● **ASSIGNED TASK**: Locate the line that contains "Transcribe this image's". Retype it and every line after it to the end of the records, exactly, but not the pictures.

● **DATA RECORDS**:
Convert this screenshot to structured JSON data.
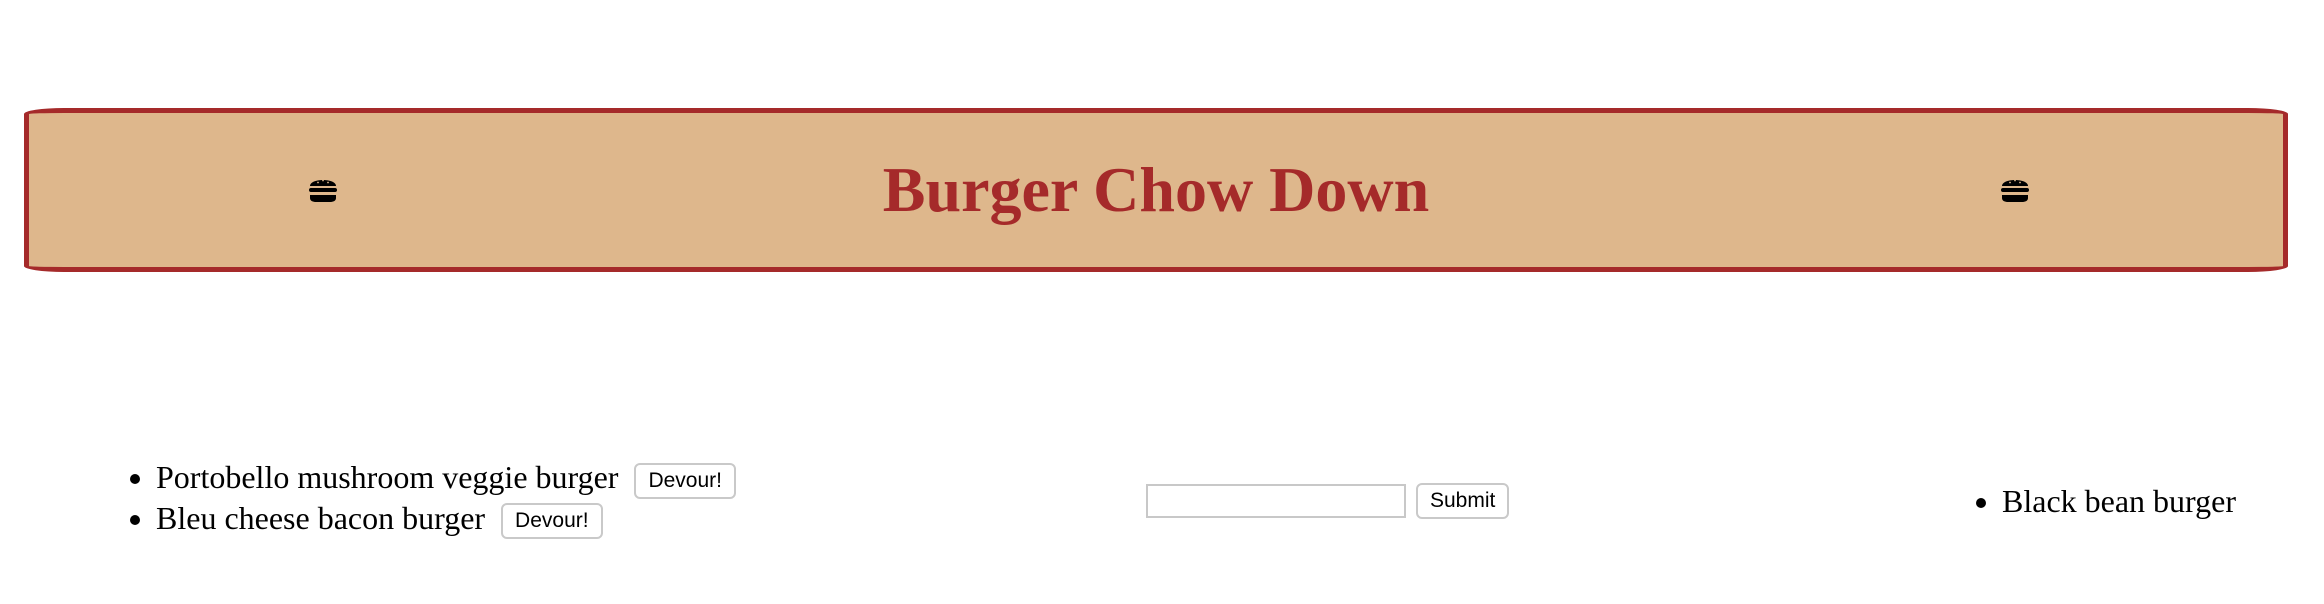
{
  "header": {
    "title": "Burger Chow Down",
    "left_icon": "burger-icon",
    "right_icon": "burger-icon",
    "title_color": "#A52A2A",
    "background_color": "#DEB78C",
    "border_color": "#A52A2A"
  },
  "to_devour": {
    "items": [
      {
        "name": "Portobello mushroom veggie burger",
        "button_label": "Devour!"
      },
      {
        "name": "Bleu cheese bacon burger",
        "button_label": "Devour!"
      }
    ]
  },
  "add_form": {
    "input_value": "",
    "submit_label": "Submit"
  },
  "devoured": {
    "items": [
      {
        "name": "Black bean burger"
      }
    ]
  }
}
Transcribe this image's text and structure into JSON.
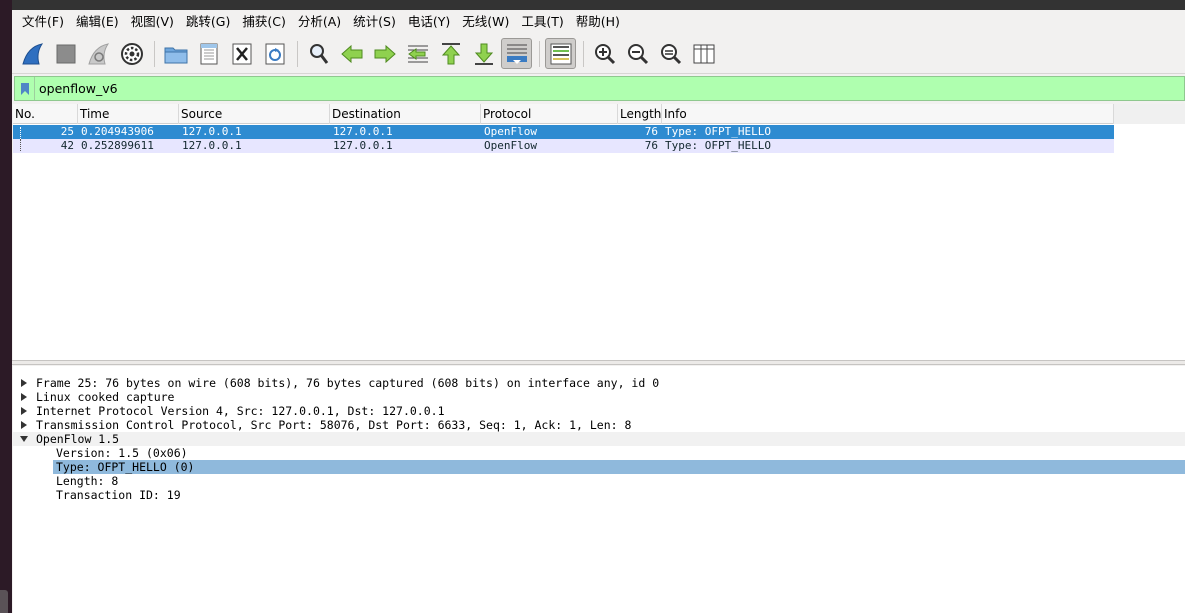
{
  "menubar": {
    "items": [
      "文件(F)",
      "编辑(E)",
      "视图(V)",
      "跳转(G)",
      "捕获(C)",
      "分析(A)",
      "统计(S)",
      "电话(Y)",
      "无线(W)",
      "工具(T)",
      "帮助(H)"
    ]
  },
  "filter": {
    "value": "openflow_v6"
  },
  "packet_list": {
    "columns": [
      "No.",
      "Time",
      "Source",
      "Destination",
      "Protocol",
      "Length",
      "Info"
    ],
    "rows": [
      {
        "no": "25",
        "time": "0.204943906",
        "source": "127.0.0.1",
        "destination": "127.0.0.1",
        "protocol": "OpenFlow",
        "length": "76",
        "info": "Type: OFPT_HELLO"
      },
      {
        "no": "42",
        "time": "0.252899611",
        "source": "127.0.0.1",
        "destination": "127.0.0.1",
        "protocol": "OpenFlow",
        "length": "76",
        "info": "Type: OFPT_HELLO"
      }
    ]
  },
  "details": {
    "lines": [
      "Frame 25: 76 bytes on wire (608 bits), 76 bytes captured (608 bits) on interface any, id 0",
      "Linux cooked capture",
      "Internet Protocol Version 4, Src: 127.0.0.1, Dst: 127.0.0.1",
      "Transmission Control Protocol, Src Port: 58076, Dst Port: 6633, Seq: 1, Ack: 1, Len: 8",
      "OpenFlow 1.5",
      "Version: 1.5 (0x06)",
      "Type: OFPT_HELLO (0)",
      "Length: 8",
      "Transaction ID: 19"
    ]
  },
  "colors": {
    "filter_ok_bg": "#afffaf",
    "selected_row": "#2e8bd1",
    "openflow_row": "#e7e6ff",
    "selected_detail": "#8fb9dc"
  },
  "toolbar_icons": [
    "shark-fin-start-icon",
    "stop-square-icon",
    "restart-fin-icon",
    "capture-options-gear-icon",
    "open-folder-icon",
    "save-file-icon",
    "close-file-icon",
    "reload-file-icon",
    "find-magnifier-icon",
    "go-back-arrow-icon",
    "go-forward-arrow-icon",
    "go-to-packet-icon",
    "first-packet-icon",
    "last-packet-icon",
    "autoscroll-icon",
    "colorize-icon",
    "zoom-in-icon",
    "zoom-out-icon",
    "zoom-normal-icon",
    "resize-columns-icon"
  ]
}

● **SOLUTION**:
Transcribe this image's text and structure into JSON.
{
  "menubar": {
    "items": [
      "文件(F)",
      "编辑(E)",
      "视图(V)",
      "跳转(G)",
      "捕获(C)",
      "分析(A)",
      "统计(S)",
      "电话(Y)",
      "无线(W)",
      "工具(T)",
      "帮助(H)"
    ]
  },
  "filter": {
    "value": "openflow_v6"
  },
  "packet_list": {
    "columns": [
      "No.",
      "Time",
      "Source",
      "Destination",
      "Protocol",
      "Length",
      "Info"
    ],
    "rows": [
      {
        "no": "25",
        "time": "0.204943906",
        "source": "127.0.0.1",
        "destination": "127.0.0.1",
        "protocol": "OpenFlow",
        "length": "76",
        "info": "Type: OFPT_HELLO"
      },
      {
        "no": "42",
        "time": "0.252899611",
        "source": "127.0.0.1",
        "destination": "127.0.0.1",
        "protocol": "OpenFlow",
        "length": "76",
        "info": "Type: OFPT_HELLO"
      }
    ]
  },
  "details": {
    "lines": [
      "Frame 25: 76 bytes on wire (608 bits), 76 bytes captured (608 bits) on interface any, id 0",
      "Linux cooked capture",
      "Internet Protocol Version 4, Src: 127.0.0.1, Dst: 127.0.0.1",
      "Transmission Control Protocol, Src Port: 58076, Dst Port: 6633, Seq: 1, Ack: 1, Len: 8",
      "OpenFlow 1.5",
      "Version: 1.5 (0x06)",
      "Type: OFPT_HELLO (0)",
      "Length: 8",
      "Transaction ID: 19"
    ]
  },
  "colors": {
    "filter_ok_bg": "#afffaf",
    "selected_row": "#2e8bd1",
    "openflow_row": "#e7e6ff",
    "selected_detail": "#8fb9dc"
  },
  "toolbar_icons": [
    "shark-fin-start-icon",
    "stop-square-icon",
    "restart-fin-icon",
    "capture-options-gear-icon",
    "open-folder-icon",
    "save-file-icon",
    "close-file-icon",
    "reload-file-icon",
    "find-magnifier-icon",
    "go-back-arrow-icon",
    "go-forward-arrow-icon",
    "go-to-packet-icon",
    "first-packet-icon",
    "last-packet-icon",
    "autoscroll-icon",
    "colorize-icon",
    "zoom-in-icon",
    "zoom-out-icon",
    "zoom-normal-icon",
    "resize-columns-icon"
  ]
}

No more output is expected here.